The titles he held between 1927 and the end of the war nearly two decades later leave no doubt as to his power: Reichsführer-SS, Chief of the German police, Reich Commissar for the Consolidation of the Ethnic German Nation, Reich Minister of the Interior and Commander of the Reserve Army. His leadership style was, to put it charitably, peculiar. As a young man he had revealed an “obsession with interfering in other people’s private affairs and [an] almost voyeuristic interest in collecting details about their lives,” and these fixations stayed with him for the rest of his life. He was a compulsive meddler. He “saw himself primarily as the educator of his men” and interfered in virtually every aspect of their lives: “their appearance, their economic circumstances, their relationship to alcohol, their health, and . . . marriage and family planning.” Longerich writes:
“Himmler carried over his personal beliefs to an astonishing extent into the organization he headed; leading the SS was not for him simply a political office, it was a part of who he was. The task he had set himself in life was to create a strong internal organization for the SS, to extend it and to guarantee its future through his Germanic utopia. By working tenaciously to fulfill the tasks Hitler had entrusted to him, and by linking them adroitly, Himmler built up a unique position of power, which he shaped in line with his own idiosyncratic ideas.”
Those “ideas” often bordered on lunacy.
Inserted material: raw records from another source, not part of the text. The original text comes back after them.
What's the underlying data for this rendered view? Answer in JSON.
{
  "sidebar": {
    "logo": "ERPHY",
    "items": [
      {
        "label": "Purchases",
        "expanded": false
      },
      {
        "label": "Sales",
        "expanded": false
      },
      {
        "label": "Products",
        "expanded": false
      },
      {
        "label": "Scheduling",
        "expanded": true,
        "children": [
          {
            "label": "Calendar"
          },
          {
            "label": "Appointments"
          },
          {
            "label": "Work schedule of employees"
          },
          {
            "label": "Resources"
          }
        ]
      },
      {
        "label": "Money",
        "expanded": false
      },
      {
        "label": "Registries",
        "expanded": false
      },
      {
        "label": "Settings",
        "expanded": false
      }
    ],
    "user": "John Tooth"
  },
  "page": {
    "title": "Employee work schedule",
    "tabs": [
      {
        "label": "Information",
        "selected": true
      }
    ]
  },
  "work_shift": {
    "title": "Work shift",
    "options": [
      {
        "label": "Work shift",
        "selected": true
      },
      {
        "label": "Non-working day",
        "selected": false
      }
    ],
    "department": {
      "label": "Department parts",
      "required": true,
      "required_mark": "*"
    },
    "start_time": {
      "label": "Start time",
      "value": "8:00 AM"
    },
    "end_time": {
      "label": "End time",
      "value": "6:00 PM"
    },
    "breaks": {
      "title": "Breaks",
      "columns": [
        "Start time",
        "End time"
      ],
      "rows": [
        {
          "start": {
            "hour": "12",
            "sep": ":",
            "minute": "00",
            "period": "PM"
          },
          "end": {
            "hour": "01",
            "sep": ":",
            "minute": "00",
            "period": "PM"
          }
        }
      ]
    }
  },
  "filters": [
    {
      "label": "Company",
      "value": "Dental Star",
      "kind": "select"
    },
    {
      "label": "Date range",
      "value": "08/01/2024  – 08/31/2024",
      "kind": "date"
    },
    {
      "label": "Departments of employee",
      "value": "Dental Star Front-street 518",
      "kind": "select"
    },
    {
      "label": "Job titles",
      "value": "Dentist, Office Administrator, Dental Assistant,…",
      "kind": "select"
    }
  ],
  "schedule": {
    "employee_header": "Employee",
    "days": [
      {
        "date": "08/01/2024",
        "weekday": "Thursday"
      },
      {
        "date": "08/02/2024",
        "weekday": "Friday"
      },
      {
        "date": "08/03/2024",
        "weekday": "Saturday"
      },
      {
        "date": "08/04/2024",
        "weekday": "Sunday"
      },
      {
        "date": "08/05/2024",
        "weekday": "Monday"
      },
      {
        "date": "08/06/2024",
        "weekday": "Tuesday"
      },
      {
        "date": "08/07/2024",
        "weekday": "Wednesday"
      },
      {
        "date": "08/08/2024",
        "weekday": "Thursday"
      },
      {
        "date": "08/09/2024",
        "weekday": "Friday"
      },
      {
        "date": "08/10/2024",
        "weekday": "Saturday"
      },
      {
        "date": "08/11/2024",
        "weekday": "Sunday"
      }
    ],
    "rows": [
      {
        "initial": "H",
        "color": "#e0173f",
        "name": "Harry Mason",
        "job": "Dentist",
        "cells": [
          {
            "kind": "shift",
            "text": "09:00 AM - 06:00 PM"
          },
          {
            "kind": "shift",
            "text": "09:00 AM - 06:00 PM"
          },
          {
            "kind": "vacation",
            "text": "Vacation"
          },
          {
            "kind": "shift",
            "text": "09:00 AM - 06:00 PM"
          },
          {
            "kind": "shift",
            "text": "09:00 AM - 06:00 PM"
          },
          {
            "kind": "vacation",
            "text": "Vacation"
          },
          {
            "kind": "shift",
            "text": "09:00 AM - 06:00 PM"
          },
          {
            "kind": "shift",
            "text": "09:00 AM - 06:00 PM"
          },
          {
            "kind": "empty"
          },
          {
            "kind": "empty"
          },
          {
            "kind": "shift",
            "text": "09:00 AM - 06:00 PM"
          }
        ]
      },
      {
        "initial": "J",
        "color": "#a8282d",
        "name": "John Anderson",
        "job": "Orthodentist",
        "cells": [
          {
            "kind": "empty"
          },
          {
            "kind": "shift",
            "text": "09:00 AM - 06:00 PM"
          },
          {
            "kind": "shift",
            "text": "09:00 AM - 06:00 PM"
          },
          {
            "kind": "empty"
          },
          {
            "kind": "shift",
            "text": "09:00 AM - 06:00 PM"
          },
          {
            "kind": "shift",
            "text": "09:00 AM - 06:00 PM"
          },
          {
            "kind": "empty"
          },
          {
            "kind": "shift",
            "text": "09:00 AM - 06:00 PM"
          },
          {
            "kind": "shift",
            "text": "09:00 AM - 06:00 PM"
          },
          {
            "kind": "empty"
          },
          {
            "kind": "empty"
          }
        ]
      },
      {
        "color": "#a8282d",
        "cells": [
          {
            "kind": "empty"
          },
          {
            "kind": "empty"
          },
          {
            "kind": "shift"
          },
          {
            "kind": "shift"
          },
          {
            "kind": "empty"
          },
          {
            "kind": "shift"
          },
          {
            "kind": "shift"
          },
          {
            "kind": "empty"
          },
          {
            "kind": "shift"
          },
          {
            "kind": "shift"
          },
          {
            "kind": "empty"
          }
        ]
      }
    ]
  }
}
Himmler was heavily into the occult, mythology, astrology, reincarnation and heaven knows what else, though he “never clearly expounded it as a coherent whole.” He often inhabited a fantasy world, and by the end of the war he may well have been insane, a possibility that Longerich declines to explore, no doubt for the entirely sensible reason that no firm evidence exists. Surely, though, all these nutty ideas heightened his obsessive nature, which went into overdrive when the time came for him to preside over “a campaign of racial annihilation of incalculable proportions.”
The details of that campaign are all too familiar. As mentioned above, this makes for exhausting reading, not to mention depressing and in the end heartbreaking. Even as the Nazis’ defeat loomed beyond a doubt, Himmler pursued the slaughter relentlessly: “The nearer the Third Reich came to its downfall, the more Himmler stepped up the use of terror in the occupied territories.” As Max Hastings and others have pointed out, German men and arms that could have been used to defend the homeland were instead used by Himmler for the slaughter of others, mostly civilians. As Allied forces neared the death camps that Himmler had so assiduously (one is tempted to say lovingly) built and presided over, he made a few feeble attempts to cover over what had been done there, but it was too late. When he was captured and interrogated in May 1945, he cheated justice by biting into a capsule of cyanide hidden in his mouth. True to himself to the end, he took the coward’s way out.